▸ **Work order**
Would you repeat every line of the data exactly?
==== Given records ====
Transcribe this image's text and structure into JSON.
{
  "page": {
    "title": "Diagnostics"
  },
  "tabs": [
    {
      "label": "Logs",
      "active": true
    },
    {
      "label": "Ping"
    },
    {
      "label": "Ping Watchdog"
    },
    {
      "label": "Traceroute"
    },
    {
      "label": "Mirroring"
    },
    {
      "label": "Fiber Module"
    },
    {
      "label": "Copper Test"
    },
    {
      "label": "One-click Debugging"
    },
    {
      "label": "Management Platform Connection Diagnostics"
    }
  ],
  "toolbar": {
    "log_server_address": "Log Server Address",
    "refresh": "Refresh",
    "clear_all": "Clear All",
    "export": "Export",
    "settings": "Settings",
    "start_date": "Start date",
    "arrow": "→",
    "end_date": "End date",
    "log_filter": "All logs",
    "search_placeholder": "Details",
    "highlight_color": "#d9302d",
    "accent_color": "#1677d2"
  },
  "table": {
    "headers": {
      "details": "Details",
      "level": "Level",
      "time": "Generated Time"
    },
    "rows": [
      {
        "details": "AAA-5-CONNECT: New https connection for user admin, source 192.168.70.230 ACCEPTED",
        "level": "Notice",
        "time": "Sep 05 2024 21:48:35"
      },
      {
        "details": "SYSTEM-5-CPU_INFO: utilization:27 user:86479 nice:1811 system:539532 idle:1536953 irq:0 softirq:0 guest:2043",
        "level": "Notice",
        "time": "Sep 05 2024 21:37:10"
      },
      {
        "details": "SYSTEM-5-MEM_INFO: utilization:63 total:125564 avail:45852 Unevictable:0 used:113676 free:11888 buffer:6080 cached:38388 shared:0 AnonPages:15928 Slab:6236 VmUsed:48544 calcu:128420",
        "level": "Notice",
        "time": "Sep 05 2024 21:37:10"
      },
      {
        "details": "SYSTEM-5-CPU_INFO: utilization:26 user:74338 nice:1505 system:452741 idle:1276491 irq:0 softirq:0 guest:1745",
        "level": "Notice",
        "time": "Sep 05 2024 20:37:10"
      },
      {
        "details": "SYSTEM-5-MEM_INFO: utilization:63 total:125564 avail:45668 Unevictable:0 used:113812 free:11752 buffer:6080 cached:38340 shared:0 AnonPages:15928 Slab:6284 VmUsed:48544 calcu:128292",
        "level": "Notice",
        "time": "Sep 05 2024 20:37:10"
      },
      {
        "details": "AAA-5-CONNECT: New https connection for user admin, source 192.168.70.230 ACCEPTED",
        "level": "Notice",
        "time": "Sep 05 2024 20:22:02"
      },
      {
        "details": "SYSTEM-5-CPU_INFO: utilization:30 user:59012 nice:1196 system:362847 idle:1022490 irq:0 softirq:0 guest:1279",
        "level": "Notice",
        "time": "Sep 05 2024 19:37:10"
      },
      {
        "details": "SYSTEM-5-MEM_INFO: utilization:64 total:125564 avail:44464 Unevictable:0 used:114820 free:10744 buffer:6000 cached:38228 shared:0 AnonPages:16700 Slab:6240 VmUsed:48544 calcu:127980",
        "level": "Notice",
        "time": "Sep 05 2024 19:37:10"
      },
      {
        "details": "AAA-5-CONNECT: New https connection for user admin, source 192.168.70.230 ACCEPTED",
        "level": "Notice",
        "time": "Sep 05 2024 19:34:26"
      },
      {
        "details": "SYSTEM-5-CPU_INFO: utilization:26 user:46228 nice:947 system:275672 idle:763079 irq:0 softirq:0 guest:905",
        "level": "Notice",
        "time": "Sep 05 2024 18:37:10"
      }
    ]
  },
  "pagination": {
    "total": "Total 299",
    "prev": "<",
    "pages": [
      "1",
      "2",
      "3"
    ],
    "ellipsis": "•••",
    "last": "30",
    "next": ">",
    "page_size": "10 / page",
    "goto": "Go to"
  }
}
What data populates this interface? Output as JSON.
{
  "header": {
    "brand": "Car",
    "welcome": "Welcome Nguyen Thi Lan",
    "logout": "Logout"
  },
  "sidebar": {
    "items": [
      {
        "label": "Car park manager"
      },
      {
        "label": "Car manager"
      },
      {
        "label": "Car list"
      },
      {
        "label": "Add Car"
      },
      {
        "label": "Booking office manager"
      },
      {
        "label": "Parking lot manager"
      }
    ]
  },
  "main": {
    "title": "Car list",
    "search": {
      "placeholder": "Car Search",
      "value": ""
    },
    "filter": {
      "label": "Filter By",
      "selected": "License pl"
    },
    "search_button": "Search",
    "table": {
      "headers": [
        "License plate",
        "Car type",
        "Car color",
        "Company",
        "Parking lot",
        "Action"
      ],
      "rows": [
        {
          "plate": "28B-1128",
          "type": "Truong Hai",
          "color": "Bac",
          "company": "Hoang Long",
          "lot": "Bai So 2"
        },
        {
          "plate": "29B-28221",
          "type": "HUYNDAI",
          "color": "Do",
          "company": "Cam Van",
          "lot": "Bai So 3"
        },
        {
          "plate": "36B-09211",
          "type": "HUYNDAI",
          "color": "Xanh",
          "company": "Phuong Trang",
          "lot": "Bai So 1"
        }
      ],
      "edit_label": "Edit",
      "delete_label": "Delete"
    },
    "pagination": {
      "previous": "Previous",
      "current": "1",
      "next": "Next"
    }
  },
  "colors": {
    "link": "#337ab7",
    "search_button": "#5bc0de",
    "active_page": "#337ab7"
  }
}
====
▸ **Task solution**
Transcribe this image's text and structure into JSON.
{
  "page": {
    "title": "Diagnostics"
  },
  "tabs": [
    {
      "label": "Logs",
      "active": true
    },
    {
      "label": "Ping"
    },
    {
      "label": "Ping Watchdog"
    },
    {
      "label": "Traceroute"
    },
    {
      "label": "Mirroring"
    },
    {
      "label": "Fiber Module"
    },
    {
      "label": "Copper Test"
    },
    {
      "label": "One-click Debugging"
    },
    {
      "label": "Management Platform Connection Diagnostics"
    }
  ],
  "toolbar": {
    "log_server_address": "Log Server Address",
    "refresh": "Refresh",
    "clear_all": "Clear All",
    "export": "Export",
    "settings": "Settings",
    "start_date": "Start date",
    "arrow": "→",
    "end_date": "End date",
    "log_filter": "All logs",
    "search_placeholder": "Details",
    "highlight_color": "#d9302d",
    "accent_color": "#1677d2"
  },
  "table": {
    "headers": {
      "details": "Details",
      "level": "Level",
      "time": "Generated Time"
    },
    "rows": [
      {
        "details": "AAA-5-CONNECT: New https connection for user admin, source 192.168.70.230 ACCEPTED",
        "level": "Notice",
        "time": "Sep 05 2024 21:48:35"
      },
      {
        "details": "SYSTEM-5-CPU_INFO: utilization:27 user:86479 nice:1811 system:539532 idle:1536953 irq:0 softirq:0 guest:2043",
        "level": "Notice",
        "time": "Sep 05 2024 21:37:10"
      },
      {
        "details": "SYSTEM-5-MEM_INFO: utilization:63 total:125564 avail:45852 Unevictable:0 used:113676 free:11888 buffer:6080 cached:38388 shared:0 AnonPages:15928 Slab:6236 VmUsed:48544 calcu:128420",
        "level": "Notice",
        "time": "Sep 05 2024 21:37:10"
      },
      {
        "details": "SYSTEM-5-CPU_INFO: utilization:26 user:74338 nice:1505 system:452741 idle:1276491 irq:0 softirq:0 guest:1745",
        "level": "Notice",
        "time": "Sep 05 2024 20:37:10"
      },
      {
        "details": "SYSTEM-5-MEM_INFO: utilization:63 total:125564 avail:45668 Unevictable:0 used:113812 free:11752 buffer:6080 cached:38340 shared:0 AnonPages:15928 Slab:6284 VmUsed:48544 calcu:128292",
        "level": "Notice",
        "time": "Sep 05 2024 20:37:10"
      },
      {
        "details": "AAA-5-CONNECT: New https connection for user admin, source 192.168.70.230 ACCEPTED",
        "level": "Notice",
        "time": "Sep 05 2024 20:22:02"
      },
      {
        "details": "SYSTEM-5-CPU_INFO: utilization:30 user:59012 nice:1196 system:362847 idle:1022490 irq:0 softirq:0 guest:1279",
        "level": "Notice",
        "time": "Sep 05 2024 19:37:10"
      },
      {
        "details": "SYSTEM-5-MEM_INFO: utilization:64 total:125564 avail:44464 Unevictable:0 used:114820 free:10744 buffer:6000 cached:38228 shared:0 AnonPages:16700 Slab:6240 VmUsed:48544 calcu:127980",
        "level": "Notice",
        "time": "Sep 05 2024 19:37:10"
      },
      {
        "details": "AAA-5-CONNECT: New https connection for user admin, source 192.168.70.230 ACCEPTED",
        "level": "Notice",
        "time": "Sep 05 2024 19:34:26"
      },
      {
        "details": "SYSTEM-5-CPU_INFO: utilization:26 user:46228 nice:947 system:275672 idle:763079 irq:0 softirq:0 guest:905",
        "level": "Notice",
        "time": "Sep 05 2024 18:37:10"
      }
    ]
  },
  "pagination": {
    "total": "Total 299",
    "prev": "<",
    "pages": [
      "1",
      "2",
      "3"
    ],
    "ellipsis": "•••",
    "last": "30",
    "next": ">",
    "page_size": "10 / page",
    "goto": "Go to"
  }
}
What data populates this interface? Output as JSON.
{
  "header": {
    "brand": "Car",
    "welcome": "Welcome Nguyen Thi Lan",
    "logout": "Logout"
  },
  "sidebar": {
    "items": [
      {
        "label": "Car park manager"
      },
      {
        "label": "Car manager"
      },
      {
        "label": "Car list"
      },
      {
        "label": "Add Car"
      },
      {
        "label": "Booking office manager"
      },
      {
        "label": "Parking lot manager"
      }
    ]
  },
  "main": {
    "title": "Car list",
    "search": {
      "placeholder": "Car Search",
      "value": ""
    },
    "filter": {
      "label": "Filter By",
      "selected": "License pl"
    },
    "search_button": "Search",
    "table": {
      "headers": [
        "License plate",
        "Car type",
        "Car color",
        "Company",
        "Parking lot",
        "Action"
      ],
      "rows": [
        {
          "plate": "28B-1128",
          "type": "Truong Hai",
          "color": "Bac",
          "company": "Hoang Long",
          "lot": "Bai So 2"
        },
        {
          "plate": "29B-28221",
          "type": "HUYNDAI",
          "color": "Do",
          "company": "Cam Van",
          "lot": "Bai So 3"
        },
        {
          "plate": "36B-09211",
          "type": "HUYNDAI",
          "color": "Xanh",
          "company": "Phuong Trang",
          "lot": "Bai So 1"
        }
      ],
      "edit_label": "Edit",
      "delete_label": "Delete"
    },
    "pagination": {
      "previous": "Previous",
      "current": "1",
      "next": "Next"
    }
  },
  "colors": {
    "link": "#337ab7",
    "search_button": "#5bc0de",
    "active_page": "#337ab7"
  }
}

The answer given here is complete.